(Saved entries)
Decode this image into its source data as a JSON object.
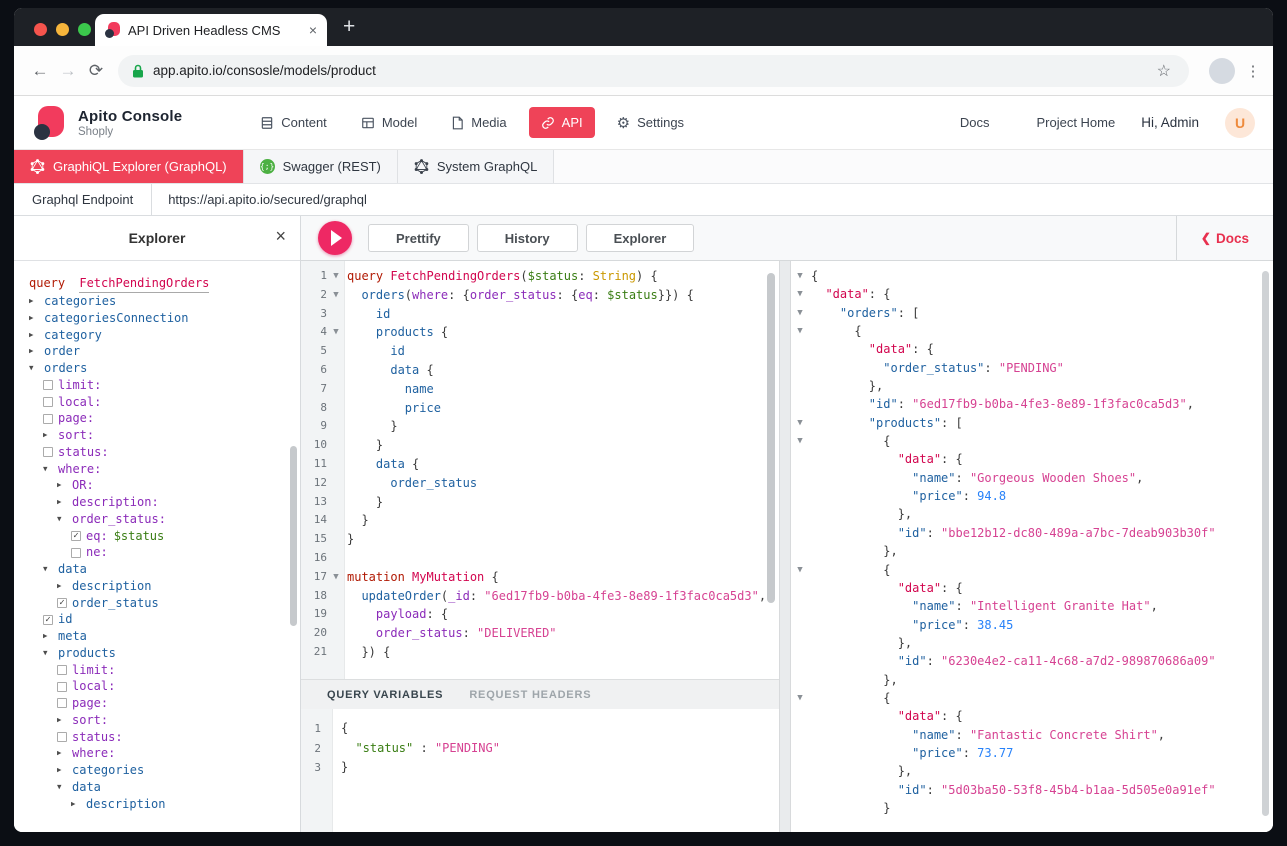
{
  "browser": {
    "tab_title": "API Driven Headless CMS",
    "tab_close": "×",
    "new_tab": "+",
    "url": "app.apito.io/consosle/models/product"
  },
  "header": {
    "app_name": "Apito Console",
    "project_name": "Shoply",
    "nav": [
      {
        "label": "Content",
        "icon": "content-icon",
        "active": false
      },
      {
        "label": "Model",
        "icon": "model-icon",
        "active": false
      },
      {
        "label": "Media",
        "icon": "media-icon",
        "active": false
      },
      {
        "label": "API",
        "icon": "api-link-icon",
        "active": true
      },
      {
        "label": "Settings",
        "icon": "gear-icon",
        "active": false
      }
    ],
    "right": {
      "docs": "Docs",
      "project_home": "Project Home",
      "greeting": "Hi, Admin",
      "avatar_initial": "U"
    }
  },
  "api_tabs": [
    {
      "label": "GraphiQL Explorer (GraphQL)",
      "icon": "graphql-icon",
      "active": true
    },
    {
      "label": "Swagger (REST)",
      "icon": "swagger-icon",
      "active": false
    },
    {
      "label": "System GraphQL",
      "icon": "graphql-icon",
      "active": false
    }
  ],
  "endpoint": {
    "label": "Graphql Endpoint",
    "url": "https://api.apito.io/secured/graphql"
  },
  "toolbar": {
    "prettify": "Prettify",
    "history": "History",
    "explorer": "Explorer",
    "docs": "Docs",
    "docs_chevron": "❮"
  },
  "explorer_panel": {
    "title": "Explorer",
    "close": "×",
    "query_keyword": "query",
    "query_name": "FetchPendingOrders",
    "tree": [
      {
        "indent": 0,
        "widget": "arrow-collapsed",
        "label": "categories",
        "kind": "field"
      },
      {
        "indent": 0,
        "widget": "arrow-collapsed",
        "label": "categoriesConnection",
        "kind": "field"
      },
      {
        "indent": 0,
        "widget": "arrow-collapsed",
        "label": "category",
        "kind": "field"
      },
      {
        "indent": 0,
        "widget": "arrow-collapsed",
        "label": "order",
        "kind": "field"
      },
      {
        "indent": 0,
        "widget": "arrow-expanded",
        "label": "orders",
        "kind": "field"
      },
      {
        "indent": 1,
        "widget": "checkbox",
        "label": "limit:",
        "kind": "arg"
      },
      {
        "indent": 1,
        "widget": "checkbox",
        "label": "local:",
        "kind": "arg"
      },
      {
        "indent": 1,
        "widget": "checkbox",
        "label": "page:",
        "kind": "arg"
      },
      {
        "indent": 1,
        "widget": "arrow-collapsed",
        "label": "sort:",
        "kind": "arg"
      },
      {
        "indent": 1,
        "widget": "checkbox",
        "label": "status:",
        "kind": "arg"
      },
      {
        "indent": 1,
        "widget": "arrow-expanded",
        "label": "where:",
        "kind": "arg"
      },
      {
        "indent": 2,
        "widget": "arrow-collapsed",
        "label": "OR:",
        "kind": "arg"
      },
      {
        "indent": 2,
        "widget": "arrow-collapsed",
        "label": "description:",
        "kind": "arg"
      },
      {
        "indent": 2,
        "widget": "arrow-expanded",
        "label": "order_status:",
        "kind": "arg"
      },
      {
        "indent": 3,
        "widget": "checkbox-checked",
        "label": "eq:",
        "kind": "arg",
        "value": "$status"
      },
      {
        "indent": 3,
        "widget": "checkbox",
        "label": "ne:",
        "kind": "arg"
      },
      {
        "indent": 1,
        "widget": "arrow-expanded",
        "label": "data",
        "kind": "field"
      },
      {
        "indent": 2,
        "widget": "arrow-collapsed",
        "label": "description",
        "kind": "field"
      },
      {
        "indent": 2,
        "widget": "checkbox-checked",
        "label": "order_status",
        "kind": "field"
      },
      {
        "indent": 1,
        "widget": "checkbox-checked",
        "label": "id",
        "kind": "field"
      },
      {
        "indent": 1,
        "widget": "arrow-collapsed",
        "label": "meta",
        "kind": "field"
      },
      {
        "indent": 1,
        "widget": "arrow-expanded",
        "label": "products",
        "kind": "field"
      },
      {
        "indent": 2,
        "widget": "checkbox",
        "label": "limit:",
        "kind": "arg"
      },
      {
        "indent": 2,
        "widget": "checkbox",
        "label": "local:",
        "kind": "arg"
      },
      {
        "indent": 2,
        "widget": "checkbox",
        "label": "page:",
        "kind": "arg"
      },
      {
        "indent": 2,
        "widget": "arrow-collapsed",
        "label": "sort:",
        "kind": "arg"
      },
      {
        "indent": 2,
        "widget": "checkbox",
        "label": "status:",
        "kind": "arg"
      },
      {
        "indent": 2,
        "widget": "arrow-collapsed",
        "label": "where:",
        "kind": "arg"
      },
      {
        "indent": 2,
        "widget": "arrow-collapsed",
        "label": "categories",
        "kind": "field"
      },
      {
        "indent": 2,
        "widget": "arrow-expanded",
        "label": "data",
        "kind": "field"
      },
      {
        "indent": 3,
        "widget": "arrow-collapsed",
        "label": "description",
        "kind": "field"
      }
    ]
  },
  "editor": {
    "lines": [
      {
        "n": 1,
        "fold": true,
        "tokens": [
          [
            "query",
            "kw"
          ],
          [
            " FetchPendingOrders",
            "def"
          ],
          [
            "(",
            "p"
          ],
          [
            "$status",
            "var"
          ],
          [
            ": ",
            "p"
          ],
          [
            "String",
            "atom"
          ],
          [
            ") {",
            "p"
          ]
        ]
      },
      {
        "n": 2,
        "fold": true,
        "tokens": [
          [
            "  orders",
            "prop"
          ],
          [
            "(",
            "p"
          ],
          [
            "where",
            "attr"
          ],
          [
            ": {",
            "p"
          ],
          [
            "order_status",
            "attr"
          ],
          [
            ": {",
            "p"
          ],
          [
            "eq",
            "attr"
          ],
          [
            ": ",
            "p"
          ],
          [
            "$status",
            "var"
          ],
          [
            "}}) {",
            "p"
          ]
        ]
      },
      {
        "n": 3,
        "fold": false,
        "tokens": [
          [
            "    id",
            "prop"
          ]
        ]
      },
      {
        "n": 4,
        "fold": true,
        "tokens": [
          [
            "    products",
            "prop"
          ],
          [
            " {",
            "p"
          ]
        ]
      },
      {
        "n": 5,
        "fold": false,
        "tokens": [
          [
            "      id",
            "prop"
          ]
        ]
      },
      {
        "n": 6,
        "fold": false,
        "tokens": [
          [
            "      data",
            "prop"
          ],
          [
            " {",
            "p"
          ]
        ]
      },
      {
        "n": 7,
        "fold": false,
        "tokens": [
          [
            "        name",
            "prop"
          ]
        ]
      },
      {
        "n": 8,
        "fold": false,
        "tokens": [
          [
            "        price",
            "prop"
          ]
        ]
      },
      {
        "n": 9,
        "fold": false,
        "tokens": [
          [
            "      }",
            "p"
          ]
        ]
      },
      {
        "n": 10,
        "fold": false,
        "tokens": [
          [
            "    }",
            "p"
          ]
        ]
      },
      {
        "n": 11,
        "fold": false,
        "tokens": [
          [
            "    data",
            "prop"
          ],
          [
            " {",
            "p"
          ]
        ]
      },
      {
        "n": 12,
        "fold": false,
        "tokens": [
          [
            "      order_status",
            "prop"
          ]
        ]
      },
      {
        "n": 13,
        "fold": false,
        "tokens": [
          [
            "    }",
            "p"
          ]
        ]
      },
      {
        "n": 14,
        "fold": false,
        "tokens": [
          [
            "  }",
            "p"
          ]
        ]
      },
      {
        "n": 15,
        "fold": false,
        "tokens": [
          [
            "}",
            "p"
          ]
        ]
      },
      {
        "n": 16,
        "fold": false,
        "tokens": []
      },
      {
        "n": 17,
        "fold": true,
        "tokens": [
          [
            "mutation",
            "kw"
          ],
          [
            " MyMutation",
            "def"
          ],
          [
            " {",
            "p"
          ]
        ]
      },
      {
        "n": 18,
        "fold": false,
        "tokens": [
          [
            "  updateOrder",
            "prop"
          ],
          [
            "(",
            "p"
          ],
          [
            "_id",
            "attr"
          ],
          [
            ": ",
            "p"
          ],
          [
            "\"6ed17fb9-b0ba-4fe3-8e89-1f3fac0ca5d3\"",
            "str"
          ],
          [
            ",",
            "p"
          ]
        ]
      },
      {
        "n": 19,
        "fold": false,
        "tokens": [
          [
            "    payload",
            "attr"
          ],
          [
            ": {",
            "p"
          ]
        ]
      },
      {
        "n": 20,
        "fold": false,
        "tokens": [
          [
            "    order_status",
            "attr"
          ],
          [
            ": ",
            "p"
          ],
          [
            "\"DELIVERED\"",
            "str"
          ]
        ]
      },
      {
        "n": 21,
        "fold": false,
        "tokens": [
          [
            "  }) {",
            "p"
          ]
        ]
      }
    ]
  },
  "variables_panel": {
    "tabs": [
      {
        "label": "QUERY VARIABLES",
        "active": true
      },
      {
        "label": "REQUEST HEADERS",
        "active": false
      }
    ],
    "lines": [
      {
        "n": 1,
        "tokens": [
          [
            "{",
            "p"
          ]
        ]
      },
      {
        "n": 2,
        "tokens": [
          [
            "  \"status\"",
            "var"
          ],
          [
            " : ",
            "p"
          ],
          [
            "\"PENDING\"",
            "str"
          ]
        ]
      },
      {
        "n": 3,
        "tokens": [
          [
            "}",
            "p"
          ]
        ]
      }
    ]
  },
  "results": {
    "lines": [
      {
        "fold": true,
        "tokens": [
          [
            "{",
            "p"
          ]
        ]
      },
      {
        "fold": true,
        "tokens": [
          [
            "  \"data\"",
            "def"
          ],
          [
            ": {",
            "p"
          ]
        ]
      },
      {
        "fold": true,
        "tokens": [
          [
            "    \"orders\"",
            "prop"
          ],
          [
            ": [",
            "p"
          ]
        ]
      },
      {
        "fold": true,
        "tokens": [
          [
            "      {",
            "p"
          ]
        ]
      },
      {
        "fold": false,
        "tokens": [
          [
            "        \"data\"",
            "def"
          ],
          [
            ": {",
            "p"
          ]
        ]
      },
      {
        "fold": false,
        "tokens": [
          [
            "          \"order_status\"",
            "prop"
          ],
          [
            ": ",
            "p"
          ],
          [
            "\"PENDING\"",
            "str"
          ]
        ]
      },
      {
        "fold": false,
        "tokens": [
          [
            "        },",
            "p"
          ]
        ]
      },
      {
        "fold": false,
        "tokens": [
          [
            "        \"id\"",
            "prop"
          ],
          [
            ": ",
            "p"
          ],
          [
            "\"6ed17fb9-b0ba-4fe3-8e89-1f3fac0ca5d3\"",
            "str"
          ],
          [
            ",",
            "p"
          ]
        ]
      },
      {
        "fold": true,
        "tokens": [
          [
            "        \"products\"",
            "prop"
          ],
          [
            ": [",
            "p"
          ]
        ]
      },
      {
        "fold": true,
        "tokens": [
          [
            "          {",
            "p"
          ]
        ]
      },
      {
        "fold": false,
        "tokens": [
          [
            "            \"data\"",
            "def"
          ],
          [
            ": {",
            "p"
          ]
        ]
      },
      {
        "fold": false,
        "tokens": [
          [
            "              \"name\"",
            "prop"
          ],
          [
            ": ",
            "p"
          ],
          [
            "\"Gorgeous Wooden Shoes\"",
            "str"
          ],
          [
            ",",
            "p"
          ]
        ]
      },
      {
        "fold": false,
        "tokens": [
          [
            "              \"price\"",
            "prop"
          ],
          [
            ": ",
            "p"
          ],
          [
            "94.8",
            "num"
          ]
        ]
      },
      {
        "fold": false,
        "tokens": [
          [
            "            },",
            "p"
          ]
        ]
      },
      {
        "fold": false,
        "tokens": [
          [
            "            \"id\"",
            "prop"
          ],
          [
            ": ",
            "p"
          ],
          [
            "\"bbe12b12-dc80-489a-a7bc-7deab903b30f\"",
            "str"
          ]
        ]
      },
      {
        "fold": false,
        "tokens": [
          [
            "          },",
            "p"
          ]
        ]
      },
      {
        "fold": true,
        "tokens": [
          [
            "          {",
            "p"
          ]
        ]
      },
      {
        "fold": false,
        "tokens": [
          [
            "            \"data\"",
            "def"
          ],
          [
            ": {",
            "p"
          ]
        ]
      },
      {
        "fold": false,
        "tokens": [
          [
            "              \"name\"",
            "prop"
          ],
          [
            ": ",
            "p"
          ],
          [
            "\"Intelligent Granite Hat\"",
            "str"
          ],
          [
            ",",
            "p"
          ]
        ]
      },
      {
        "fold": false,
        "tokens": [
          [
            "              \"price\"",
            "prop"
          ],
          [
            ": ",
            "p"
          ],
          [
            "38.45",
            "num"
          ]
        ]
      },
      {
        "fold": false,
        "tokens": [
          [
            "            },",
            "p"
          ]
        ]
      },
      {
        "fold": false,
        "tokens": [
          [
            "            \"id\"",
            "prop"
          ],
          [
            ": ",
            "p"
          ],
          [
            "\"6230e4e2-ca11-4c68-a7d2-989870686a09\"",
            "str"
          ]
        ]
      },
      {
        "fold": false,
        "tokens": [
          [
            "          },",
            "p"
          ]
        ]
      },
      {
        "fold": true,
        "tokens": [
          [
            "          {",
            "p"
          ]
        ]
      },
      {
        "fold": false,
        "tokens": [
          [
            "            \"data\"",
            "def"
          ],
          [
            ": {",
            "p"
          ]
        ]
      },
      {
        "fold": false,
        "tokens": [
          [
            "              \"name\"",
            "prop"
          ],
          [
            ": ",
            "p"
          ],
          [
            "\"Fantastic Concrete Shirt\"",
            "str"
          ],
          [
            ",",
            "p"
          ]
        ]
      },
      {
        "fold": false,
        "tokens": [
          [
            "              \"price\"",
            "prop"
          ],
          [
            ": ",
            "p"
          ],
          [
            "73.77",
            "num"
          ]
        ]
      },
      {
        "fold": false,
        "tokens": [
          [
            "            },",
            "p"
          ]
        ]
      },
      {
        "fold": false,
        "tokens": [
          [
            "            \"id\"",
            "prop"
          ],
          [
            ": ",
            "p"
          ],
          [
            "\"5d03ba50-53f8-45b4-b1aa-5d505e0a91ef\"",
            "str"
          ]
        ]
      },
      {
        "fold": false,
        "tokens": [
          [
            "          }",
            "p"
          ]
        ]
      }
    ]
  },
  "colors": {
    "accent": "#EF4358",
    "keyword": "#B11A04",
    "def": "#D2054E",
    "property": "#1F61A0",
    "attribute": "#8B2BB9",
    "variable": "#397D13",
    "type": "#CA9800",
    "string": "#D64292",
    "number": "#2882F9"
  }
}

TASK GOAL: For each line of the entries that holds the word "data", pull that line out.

RESULT OF THIS EXERCISE:
Decode this image into its source data as a JSON object.
        "label": "data",
        "label": "data",
            "      data",
            "    data",
            "  \"data\"",
            "        \"data\"",
            "            \"data\"",
            "            \"data\"",
            "            \"data\"",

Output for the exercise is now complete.